@T3:"I would expect the SL1 to siphon sales away from the Sonys."
Can you tell the difference?http://camerasize.com/compact/#448,375,ha,r
Perhaps you might want to attach kit lens too (and that isn't the smallest/lightest NEX):http://camerasize.com/compact/#448.377,375.360,ha,t
ironcam: Small body + big lenses. That's genius!!!
I agree with T3. I would rather shoot with a lighter system all day long than a heavier one. I see absolutely no point to adding weight to camera body, every time a larger and heavier lens is used. There is a reason why attempts are made to trim down the weight of camera bodies.
@T3:"Canon Rebel SL1 is 6% (7.6 mm) narrower and 1% (1.3 mm) shorter than Sony SLT-A55.
Canon Rebel SL1 is 18% (15.3 mm) thinner than Sony SLT-A55"And just as I said, the SL1 is barely smaller than the A55. The major difference in size comes from a lack of grip (depth) and a combination of shallower eye-cup assembly plus lack of articulating LCD in the SL1. It also eliminates stereophonic mic to save size.
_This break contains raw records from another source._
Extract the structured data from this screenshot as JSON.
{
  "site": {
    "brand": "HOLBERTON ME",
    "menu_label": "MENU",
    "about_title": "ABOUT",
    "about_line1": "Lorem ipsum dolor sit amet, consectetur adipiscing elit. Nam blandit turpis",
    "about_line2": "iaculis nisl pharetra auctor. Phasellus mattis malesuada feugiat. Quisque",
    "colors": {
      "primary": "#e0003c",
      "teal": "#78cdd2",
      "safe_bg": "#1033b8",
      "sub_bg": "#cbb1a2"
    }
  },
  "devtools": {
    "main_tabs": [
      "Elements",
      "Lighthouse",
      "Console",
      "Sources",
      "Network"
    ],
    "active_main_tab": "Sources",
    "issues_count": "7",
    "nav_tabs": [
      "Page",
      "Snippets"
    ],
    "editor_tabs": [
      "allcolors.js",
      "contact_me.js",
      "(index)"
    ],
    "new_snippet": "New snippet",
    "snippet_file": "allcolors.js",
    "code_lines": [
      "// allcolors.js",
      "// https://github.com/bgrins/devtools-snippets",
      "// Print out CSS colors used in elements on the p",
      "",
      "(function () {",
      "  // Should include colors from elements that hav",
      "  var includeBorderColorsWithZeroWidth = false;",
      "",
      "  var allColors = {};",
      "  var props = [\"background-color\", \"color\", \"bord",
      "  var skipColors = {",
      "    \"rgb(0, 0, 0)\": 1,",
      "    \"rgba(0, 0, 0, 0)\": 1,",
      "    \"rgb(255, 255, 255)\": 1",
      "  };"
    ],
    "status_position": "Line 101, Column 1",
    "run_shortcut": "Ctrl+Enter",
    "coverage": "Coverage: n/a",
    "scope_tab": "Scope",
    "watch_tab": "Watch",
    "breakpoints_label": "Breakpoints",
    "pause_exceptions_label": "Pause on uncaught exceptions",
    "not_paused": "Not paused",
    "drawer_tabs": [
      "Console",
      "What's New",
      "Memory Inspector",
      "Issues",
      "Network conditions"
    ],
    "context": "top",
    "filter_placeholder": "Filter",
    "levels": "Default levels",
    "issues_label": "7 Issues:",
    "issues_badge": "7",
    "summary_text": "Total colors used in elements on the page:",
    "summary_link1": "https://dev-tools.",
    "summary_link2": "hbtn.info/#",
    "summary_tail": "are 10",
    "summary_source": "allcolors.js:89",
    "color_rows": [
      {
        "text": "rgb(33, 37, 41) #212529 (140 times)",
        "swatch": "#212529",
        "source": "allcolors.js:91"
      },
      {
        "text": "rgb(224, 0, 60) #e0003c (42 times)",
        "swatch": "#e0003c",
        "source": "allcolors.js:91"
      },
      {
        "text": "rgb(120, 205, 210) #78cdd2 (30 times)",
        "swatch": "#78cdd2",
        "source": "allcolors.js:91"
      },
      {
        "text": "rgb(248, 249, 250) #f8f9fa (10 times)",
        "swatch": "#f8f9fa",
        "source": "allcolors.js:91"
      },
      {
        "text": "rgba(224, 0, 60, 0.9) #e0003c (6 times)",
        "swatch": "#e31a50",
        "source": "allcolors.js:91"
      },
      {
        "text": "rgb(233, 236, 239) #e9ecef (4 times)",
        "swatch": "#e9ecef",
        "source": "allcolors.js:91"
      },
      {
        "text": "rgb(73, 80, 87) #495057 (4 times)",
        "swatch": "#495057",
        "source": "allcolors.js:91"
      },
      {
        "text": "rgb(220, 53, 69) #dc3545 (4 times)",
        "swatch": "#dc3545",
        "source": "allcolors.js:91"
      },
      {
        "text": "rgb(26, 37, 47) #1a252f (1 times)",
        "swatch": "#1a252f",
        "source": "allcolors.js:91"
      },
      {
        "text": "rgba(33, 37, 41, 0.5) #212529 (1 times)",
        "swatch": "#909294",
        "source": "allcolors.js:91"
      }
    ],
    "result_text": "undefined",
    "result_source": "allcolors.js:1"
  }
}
Is it worth it? Not to me. We're not talking about major differences here. Take a look at this top view:http://camerasize.com/compact/#448.377,238.51,ha,t
The A55 has a more protruding view finder cup, and of course articulating LCD adds to the depth, and so does the traditional DSLR-like grip that is rather flat on SL1. These are what add to the extra mm.
I'm sure Canon will find buyers. However, many complained that Sony A55 was a bit too small, so Sony bumped up the size of its replacement a little (Sony A57) while the lesser model, Sony A37 retained smaller dimensions.